Element data from apps and pages:
== Segment start ==

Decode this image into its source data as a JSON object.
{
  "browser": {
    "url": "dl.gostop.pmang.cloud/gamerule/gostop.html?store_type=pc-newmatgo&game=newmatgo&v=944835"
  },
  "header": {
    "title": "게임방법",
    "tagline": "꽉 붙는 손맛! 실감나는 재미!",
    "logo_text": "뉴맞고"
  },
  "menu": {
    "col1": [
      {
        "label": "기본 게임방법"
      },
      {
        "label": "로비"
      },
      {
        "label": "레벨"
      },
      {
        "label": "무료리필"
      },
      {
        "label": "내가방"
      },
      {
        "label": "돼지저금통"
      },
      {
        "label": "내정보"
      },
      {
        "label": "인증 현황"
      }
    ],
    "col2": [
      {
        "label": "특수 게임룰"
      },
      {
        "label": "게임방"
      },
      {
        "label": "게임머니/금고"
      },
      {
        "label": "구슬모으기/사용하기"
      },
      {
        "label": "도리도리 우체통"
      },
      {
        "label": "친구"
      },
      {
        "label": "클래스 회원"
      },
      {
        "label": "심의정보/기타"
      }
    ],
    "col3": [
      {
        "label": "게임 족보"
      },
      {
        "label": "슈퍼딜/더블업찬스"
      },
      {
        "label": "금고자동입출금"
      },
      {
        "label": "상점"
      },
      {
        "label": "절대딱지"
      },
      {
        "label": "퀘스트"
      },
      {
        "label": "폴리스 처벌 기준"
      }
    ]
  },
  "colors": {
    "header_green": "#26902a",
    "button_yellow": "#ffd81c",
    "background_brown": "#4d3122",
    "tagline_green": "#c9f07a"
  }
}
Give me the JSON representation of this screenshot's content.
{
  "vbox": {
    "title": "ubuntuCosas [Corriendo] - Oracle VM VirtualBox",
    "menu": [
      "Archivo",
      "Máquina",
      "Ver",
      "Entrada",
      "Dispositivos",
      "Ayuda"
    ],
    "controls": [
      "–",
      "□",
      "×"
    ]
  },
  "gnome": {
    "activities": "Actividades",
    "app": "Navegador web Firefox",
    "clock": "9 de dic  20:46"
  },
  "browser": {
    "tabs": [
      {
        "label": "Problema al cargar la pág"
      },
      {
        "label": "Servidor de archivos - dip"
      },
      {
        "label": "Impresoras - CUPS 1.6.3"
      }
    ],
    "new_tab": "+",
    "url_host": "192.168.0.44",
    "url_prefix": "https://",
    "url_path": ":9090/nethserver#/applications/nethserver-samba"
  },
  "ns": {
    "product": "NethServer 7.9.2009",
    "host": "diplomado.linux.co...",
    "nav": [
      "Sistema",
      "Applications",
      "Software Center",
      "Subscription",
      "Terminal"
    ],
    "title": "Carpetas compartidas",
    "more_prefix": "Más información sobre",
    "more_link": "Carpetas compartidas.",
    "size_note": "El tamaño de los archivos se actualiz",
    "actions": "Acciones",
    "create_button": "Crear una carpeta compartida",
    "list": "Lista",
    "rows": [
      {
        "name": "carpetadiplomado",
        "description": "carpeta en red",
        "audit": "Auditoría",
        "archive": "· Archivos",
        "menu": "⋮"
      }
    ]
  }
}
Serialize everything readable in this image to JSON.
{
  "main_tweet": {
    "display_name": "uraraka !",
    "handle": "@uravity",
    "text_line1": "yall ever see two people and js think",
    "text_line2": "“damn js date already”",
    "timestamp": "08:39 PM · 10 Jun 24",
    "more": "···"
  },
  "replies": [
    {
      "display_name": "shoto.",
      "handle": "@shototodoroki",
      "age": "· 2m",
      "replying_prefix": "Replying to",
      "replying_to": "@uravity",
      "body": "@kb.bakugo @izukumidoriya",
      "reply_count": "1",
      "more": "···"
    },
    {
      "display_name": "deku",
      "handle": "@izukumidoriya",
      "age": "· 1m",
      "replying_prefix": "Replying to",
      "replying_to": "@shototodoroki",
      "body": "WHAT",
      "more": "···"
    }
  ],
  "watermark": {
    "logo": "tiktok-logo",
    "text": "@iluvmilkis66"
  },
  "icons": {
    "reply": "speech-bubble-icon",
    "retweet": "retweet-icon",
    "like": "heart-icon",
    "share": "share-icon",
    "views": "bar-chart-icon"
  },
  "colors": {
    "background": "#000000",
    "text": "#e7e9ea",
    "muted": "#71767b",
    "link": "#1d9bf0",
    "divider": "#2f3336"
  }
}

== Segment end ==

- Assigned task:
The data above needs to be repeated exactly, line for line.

- Output for this exercise:
Decode this image into its source data as a JSON object.
{
  "browser": {
    "url": "dl.gostop.pmang.cloud/gamerule/gostop.html?store_type=pc-newmatgo&game=newmatgo&v=944835"
  },
  "header": {
    "title": "게임방법",
    "tagline": "꽉 붙는 손맛! 실감나는 재미!",
    "logo_text": "뉴맞고"
  },
  "menu": {
    "col1": [
      {
        "label": "기본 게임방법"
      },
      {
        "label": "로비"
      },
      {
        "label": "레벨"
      },
      {
        "label": "무료리필"
      },
      {
        "label": "내가방"
      },
      {
        "label": "돼지저금통"
      },
      {
        "label": "내정보"
      },
      {
        "label": "인증 현황"
      }
    ],
    "col2": [
      {
        "label": "특수 게임룰"
      },
      {
        "label": "게임방"
      },
      {
        "label": "게임머니/금고"
      },
      {
        "label": "구슬모으기/사용하기"
      },
      {
        "label": "도리도리 우체통"
      },
      {
        "label": "친구"
      },
      {
        "label": "클래스 회원"
      },
      {
        "label": "심의정보/기타"
      }
    ],
    "col3": [
      {
        "label": "게임 족보"
      },
      {
        "label": "슈퍼딜/더블업찬스"
      },
      {
        "label": "금고자동입출금"
      },
      {
        "label": "상점"
      },
      {
        "label": "절대딱지"
      },
      {
        "label": "퀘스트"
      },
      {
        "label": "폴리스 처벌 기준"
      }
    ]
  },
  "colors": {
    "header_green": "#26902a",
    "button_yellow": "#ffd81c",
    "background_brown": "#4d3122",
    "tagline_green": "#c9f07a"
  }
}
Give me the JSON representation of this screenshot's content.
{
  "vbox": {
    "title": "ubuntuCosas [Corriendo] - Oracle VM VirtualBox",
    "menu": [
      "Archivo",
      "Máquina",
      "Ver",
      "Entrada",
      "Dispositivos",
      "Ayuda"
    ],
    "controls": [
      "–",
      "□",
      "×"
    ]
  },
  "gnome": {
    "activities": "Actividades",
    "app": "Navegador web Firefox",
    "clock": "9 de dic  20:46"
  },
  "browser": {
    "tabs": [
      {
        "label": "Problema al cargar la pág"
      },
      {
        "label": "Servidor de archivos - dip"
      },
      {
        "label": "Impresoras - CUPS 1.6.3"
      }
    ],
    "new_tab": "+",
    "url_host": "192.168.0.44",
    "url_prefix": "https://",
    "url_path": ":9090/nethserver#/applications/nethserver-samba"
  },
  "ns": {
    "product": "NethServer 7.9.2009",
    "host": "diplomado.linux.co...",
    "nav": [
      "Sistema",
      "Applications",
      "Software Center",
      "Subscription",
      "Terminal"
    ],
    "title": "Carpetas compartidas",
    "more_prefix": "Más información sobre",
    "more_link": "Carpetas compartidas.",
    "size_note": "El tamaño de los archivos se actualiz",
    "actions": "Acciones",
    "create_button": "Crear una carpeta compartida",
    "list": "Lista",
    "rows": [
      {
        "name": "carpetadiplomado",
        "description": "carpeta en red",
        "audit": "Auditoría",
        "archive": "· Archivos",
        "menu": "⋮"
      }
    ]
  }
}
Serialize everything readable in this image to JSON.
{
  "main_tweet": {
    "display_name": "uraraka !",
    "handle": "@uravity",
    "text_line1": "yall ever see two people and js think",
    "text_line2": "“damn js date already”",
    "timestamp": "08:39 PM · 10 Jun 24",
    "more": "···"
  },
  "replies": [
    {
      "display_name": "shoto.",
      "handle": "@shototodoroki",
      "age": "· 2m",
      "replying_prefix": "Replying to",
      "replying_to": "@uravity",
      "body": "@kb.bakugo @izukumidoriya",
      "reply_count": "1",
      "more": "···"
    },
    {
      "display_name": "deku",
      "handle": "@izukumidoriya",
      "age": "· 1m",
      "replying_prefix": "Replying to",
      "replying_to": "@shototodoroki",
      "body": "WHAT",
      "more": "···"
    }
  ],
  "watermark": {
    "logo": "tiktok-logo",
    "text": "@iluvmilkis66"
  },
  "icons": {
    "reply": "speech-bubble-icon",
    "retweet": "retweet-icon",
    "like": "heart-icon",
    "share": "share-icon",
    "views": "bar-chart-icon"
  },
  "colors": {
    "background": "#000000",
    "text": "#e7e9ea",
    "muted": "#71767b",
    "link": "#1d9bf0",
    "divider": "#2f3336"
  }
}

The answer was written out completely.